■ **Instructions for the task**
Return the lines below that contain the word "screenshot".

Data excerpts:
________
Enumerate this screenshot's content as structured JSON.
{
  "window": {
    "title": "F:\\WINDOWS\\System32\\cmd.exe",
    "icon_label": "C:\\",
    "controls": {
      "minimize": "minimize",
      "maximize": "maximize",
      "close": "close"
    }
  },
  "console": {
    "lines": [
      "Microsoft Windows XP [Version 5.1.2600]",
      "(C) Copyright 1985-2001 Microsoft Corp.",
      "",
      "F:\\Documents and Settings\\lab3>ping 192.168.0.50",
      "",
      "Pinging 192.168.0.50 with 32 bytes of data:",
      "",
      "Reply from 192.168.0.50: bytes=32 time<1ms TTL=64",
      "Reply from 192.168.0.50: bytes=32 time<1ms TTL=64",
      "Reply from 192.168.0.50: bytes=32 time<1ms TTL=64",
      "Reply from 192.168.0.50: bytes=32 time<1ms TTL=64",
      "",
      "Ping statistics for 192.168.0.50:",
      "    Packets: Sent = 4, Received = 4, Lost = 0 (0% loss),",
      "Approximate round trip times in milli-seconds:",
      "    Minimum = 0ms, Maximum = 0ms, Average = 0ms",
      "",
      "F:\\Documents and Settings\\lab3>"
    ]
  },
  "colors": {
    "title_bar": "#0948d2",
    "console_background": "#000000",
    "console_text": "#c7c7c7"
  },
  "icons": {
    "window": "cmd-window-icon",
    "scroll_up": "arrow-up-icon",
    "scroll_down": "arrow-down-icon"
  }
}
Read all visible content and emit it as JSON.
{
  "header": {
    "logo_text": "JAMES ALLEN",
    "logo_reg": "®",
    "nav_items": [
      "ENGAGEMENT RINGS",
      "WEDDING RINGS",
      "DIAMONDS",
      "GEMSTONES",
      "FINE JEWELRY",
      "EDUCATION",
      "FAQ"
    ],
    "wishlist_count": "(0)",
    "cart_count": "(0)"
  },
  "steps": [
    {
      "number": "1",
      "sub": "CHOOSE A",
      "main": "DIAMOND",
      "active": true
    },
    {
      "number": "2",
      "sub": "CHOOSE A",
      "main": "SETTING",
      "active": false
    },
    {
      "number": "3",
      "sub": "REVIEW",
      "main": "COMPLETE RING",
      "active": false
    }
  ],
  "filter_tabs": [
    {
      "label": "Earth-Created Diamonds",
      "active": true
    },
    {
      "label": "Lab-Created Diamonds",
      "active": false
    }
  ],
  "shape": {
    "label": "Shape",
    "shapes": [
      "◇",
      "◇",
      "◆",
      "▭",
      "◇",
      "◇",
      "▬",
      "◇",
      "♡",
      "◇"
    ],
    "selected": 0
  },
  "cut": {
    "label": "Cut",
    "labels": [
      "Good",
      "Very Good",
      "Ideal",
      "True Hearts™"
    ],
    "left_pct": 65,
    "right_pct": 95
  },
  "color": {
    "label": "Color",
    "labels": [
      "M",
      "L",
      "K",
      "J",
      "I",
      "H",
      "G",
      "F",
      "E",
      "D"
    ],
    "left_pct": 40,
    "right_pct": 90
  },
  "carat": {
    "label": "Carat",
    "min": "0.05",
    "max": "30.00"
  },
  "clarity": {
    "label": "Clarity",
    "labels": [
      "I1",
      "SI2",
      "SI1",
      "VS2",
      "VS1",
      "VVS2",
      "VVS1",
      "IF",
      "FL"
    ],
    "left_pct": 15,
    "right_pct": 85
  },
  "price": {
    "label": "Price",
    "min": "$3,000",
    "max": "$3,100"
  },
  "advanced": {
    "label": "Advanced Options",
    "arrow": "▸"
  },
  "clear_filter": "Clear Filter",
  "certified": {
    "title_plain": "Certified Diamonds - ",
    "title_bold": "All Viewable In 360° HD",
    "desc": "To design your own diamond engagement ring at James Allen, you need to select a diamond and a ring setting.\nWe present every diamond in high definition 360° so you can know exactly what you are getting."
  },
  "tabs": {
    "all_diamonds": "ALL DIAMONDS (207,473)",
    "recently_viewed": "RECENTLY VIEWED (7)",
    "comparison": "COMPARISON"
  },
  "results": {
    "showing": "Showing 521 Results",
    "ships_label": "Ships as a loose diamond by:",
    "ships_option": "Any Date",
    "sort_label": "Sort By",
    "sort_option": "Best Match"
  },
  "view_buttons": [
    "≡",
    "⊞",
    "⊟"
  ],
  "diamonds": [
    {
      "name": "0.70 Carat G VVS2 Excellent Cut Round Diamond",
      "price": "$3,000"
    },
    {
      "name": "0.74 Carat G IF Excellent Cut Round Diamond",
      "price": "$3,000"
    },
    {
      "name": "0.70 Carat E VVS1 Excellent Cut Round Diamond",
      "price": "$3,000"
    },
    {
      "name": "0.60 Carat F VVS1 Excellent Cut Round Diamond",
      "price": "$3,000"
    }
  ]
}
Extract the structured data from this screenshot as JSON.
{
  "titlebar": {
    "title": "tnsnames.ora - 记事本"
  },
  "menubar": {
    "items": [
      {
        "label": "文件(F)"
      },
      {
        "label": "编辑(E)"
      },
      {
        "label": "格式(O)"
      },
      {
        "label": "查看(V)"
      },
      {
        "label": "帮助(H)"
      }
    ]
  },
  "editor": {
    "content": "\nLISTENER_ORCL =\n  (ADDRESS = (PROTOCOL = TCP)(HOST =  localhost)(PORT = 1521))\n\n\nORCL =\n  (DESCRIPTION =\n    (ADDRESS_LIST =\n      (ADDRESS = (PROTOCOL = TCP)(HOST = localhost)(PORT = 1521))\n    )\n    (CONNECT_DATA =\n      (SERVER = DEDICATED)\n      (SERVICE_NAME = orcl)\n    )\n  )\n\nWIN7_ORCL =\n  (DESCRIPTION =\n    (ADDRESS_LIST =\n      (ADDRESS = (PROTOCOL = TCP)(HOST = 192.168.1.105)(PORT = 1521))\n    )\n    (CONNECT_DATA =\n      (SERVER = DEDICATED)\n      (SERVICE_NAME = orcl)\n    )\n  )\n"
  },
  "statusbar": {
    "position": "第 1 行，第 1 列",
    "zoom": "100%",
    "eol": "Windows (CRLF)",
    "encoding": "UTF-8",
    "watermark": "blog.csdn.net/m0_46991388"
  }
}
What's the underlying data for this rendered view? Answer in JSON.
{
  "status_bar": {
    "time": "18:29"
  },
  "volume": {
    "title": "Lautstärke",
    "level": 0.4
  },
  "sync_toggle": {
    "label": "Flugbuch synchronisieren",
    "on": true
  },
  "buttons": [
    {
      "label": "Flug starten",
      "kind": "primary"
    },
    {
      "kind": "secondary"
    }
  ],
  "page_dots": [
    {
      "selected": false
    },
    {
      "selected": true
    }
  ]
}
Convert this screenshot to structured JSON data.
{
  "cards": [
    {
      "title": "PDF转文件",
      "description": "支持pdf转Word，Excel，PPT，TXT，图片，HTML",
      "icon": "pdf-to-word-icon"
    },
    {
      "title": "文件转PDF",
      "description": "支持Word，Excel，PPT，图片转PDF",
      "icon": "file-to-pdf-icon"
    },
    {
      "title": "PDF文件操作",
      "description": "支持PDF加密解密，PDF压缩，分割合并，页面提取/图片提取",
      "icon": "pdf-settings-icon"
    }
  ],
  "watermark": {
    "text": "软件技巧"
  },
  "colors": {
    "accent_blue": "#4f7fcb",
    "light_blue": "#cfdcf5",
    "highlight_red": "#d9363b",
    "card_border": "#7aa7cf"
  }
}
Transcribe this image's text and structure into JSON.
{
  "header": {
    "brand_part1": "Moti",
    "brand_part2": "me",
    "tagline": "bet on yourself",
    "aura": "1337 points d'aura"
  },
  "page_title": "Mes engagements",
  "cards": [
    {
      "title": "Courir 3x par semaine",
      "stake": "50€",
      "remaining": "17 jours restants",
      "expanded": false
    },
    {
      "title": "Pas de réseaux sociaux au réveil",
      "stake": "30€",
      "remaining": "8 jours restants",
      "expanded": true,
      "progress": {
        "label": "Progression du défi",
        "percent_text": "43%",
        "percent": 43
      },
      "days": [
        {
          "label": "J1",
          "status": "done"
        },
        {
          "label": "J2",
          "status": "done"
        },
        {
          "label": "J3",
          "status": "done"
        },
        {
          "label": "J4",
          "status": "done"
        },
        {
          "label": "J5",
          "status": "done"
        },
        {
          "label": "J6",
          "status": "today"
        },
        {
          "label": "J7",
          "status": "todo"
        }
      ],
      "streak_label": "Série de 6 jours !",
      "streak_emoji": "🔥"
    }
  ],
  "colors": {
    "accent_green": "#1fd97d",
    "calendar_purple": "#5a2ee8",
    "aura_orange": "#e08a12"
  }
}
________
■ **Result of this exercise**
Enumerate this screenshot's content as structured JSON.
Extract the structured data from this screenshot as JSON.
Convert this screenshot to structured JSON data.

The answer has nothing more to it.